Nor was Holmes pleased with what he says was Carter's plan to destroy all tissue and blood samples that were over a year old because of a lack of storage space at the morgue. Holmes admits he went ballistic during one meeting with Carter while trying to point out to her that she couldn't go around destroying evidence for cases just because the material was a year old and she didn't have a place to put it.
"Suppose the case isn't solved," says Holmes. "But I said something like, 'do whatever you want to do. You're the fucking medical examiner, but don't ask us to sign off on it,' and I left. I still didn't consider it personal."
But according to whom you believe, Carter apparently did. The Houston Chronicle quoted Carter as describing Holmes as "unprofessional" and a member of "the old boys club." But while giving her deposition in the whistle-blower case last November, Carter denied ever having made the statements attributed to her by the Chronicle.
"That's not accurate," Carter testified during the deposition when asked about the story.
Likewise, Holmes maintains that the problems between himself and Carter have been exaggerated -- the current criminal investigation into the practices of her office notwithstanding. That's why, says Holmes, he has distanced himself from the probe that is being led by Assistant District Attorney Keno Henderson.
Specifically, Holmes says Henderson and his two investigators are trying to determine if anyone at the medical examiner's office has engaged in the unauthorized practice of medicine -- a Class A misdemeanor.
Last month, Holmes confirmed that his office was investigating allegations that Dr. Delbert Van Dusen -- who was licensed to practice medicine in Georgia but not in Texas -- was being paid $90,000 a year to perform autopsies at the Harris County morgue. At least 15 of the autopsies performed by Van Dusen are believed to have been conducted on suspected homicide victims, although in each case another pathologist signed the death certificate. So far, no legal challenges from defense attorneys have been mounted against any of the autopsies involving Van Dusen. But, since Texas law requires that a doctor establish the cause of death, and the cause of death is vital to proving a murder case, those homicide investigations could now be in jeopardy.
"This is a major screwup," says Holmes, who concedes he's having a hard time getting a handle on the facts of the case and whether or not a law has been broken. The district attorney says while the state's medical practice act apparently allows a licensed physician to have certain persons working under his supervision and performing what would otherwise require a medical license, the question is, "what is supervision?"
"Does it mean that the person is standing there watching what he's doing?" asks Holmes. "Or does it mean that he's there in the office? Does it mean he's in the building? Or does he even have to be there? That's going to be a more difficult task in determining what the facts are, because I've personally talked with people who have different views of what supervision is."
The district attorney also acknowledges that there is precedent for doctors licensed in another state, but not in Texas, to perform autopsies here.

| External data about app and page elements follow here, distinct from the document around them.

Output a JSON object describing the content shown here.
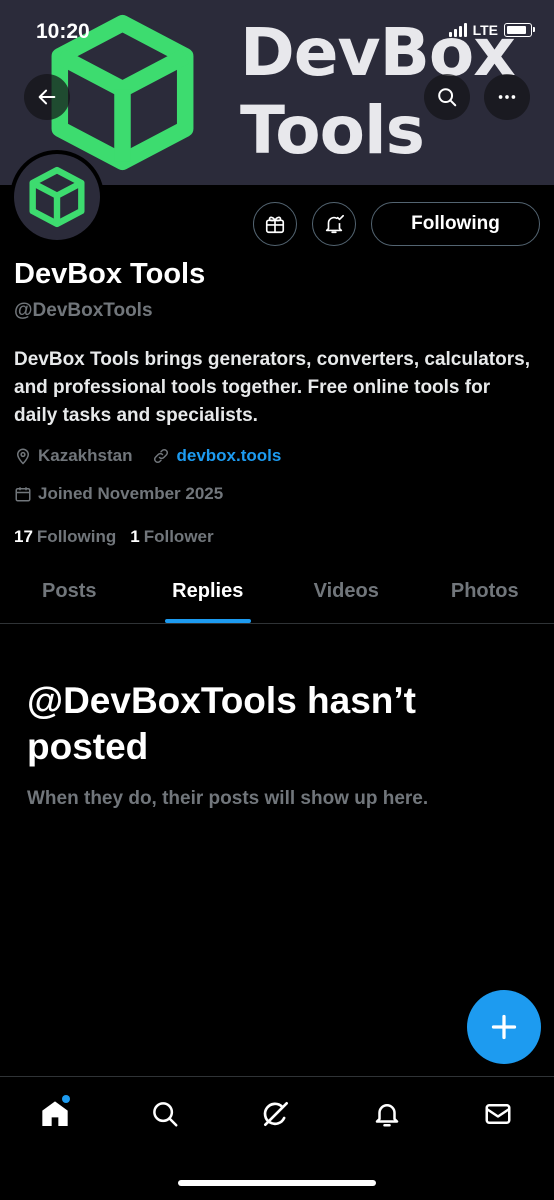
{
  "status_bar": {
    "time": "10:20",
    "network": "LTE"
  },
  "banner": {
    "title_line1": "DevBox",
    "title_line2": "Tools",
    "logo_color": "#3ddc6f",
    "background": "#2b2b3a"
  },
  "profile": {
    "display_name": "DevBox Tools",
    "handle": "@DevBoxTools",
    "bio": "DevBox Tools brings generators, converters, calculators, and professional tools together. Free online tools for daily tasks and specialists.",
    "location": "Kazakhstan",
    "website": "devbox.tools",
    "joined": "Joined November 2025",
    "following_count": "17",
    "following_label": "Following",
    "followers_count": "1",
    "followers_label": "Follower",
    "follow_button_label": "Following"
  },
  "tabs": [
    {
      "label": "Posts",
      "active": false
    },
    {
      "label": "Replies",
      "active": true
    },
    {
      "label": "Videos",
      "active": false
    },
    {
      "label": "Photos",
      "active": false
    }
  ],
  "empty_state": {
    "title": "@DevBoxTools hasn’t posted",
    "subtitle": "When they do, their posts will show up here."
  },
  "icons": {
    "back": "arrow-left-icon",
    "search": "search-icon",
    "more": "more-icon",
    "gift": "gift-icon",
    "notify": "bell-plus-icon",
    "location": "location-pin-icon",
    "link": "link-icon",
    "calendar": "calendar-icon",
    "compose": "plus-icon",
    "nav_home": "home-icon",
    "nav_search": "search-icon",
    "nav_grok": "grok-icon",
    "nav_notifications": "bell-icon",
    "nav_messages": "mail-icon"
  },
  "colors": {
    "accent": "#1d9bf0",
    "muted": "#71767b"
  }
}
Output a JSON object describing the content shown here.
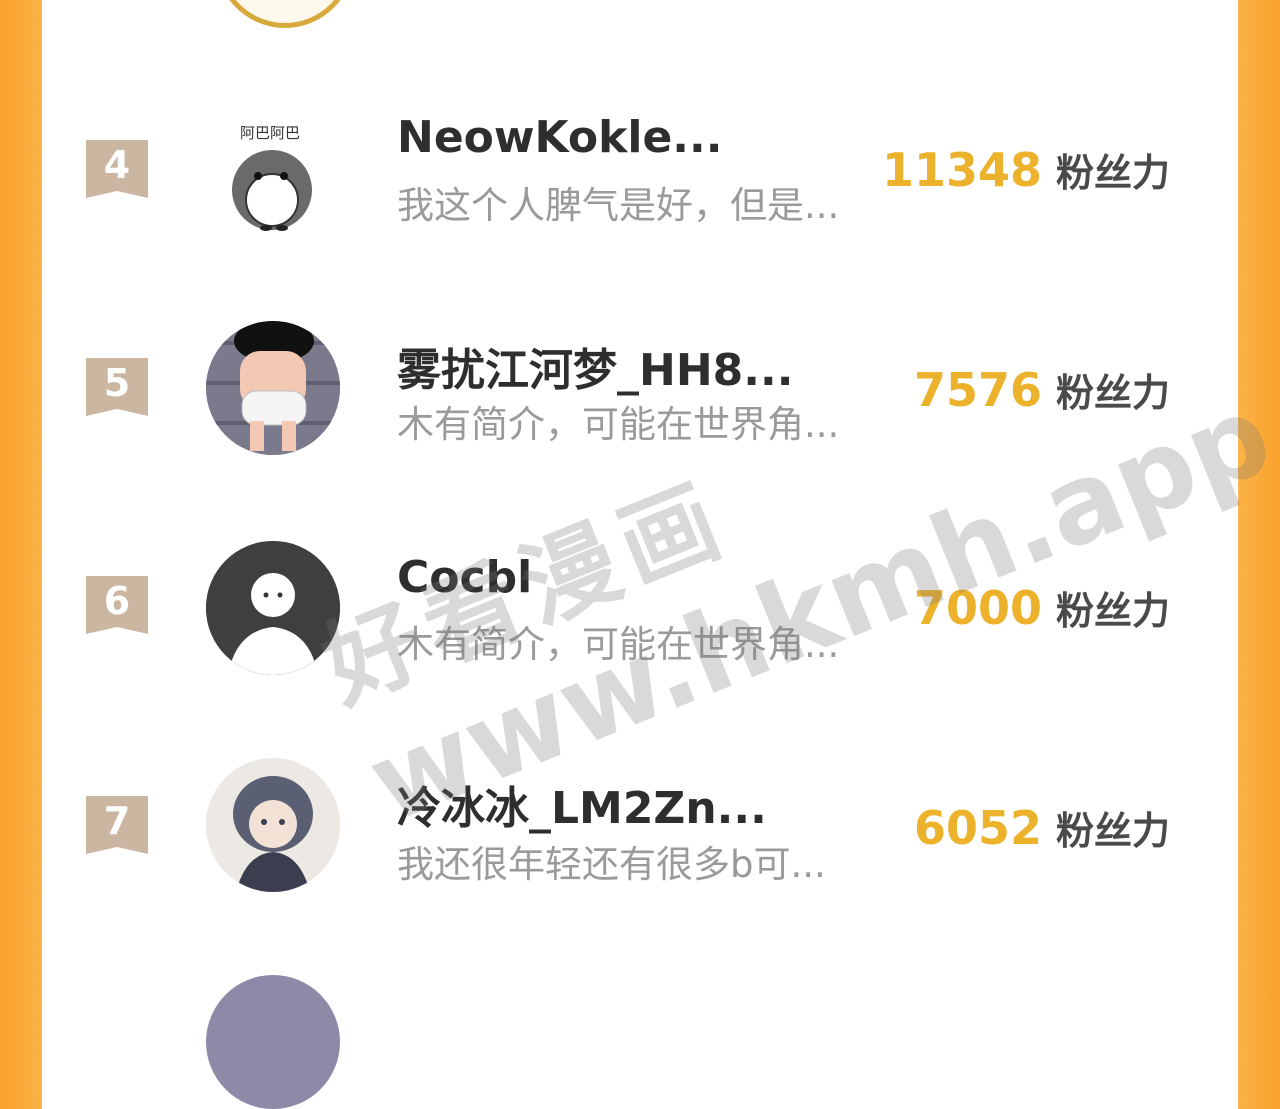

For example, in the 1970s, during the John Hill case, Dr. Jachimczyk had a pathologist from New York travel to Houston to inspect the brain of Hill's dead wife, Joan, whom Hill was suspected of having murdered.
But in the current situation, says Holmes, the question involves someone who is living in Texas and being paid to dissect bodies and render an opinion as to the cause of death.
"Do they need to be licensed?" asks the district attorney rhetorically. "Unquestionably, they do. But if they are being supervised by a licensed physician, can that licensed physician sign off on their death certificates and opinions? It's not as easy as looking at whether someone has stolen money or hijacked a bank."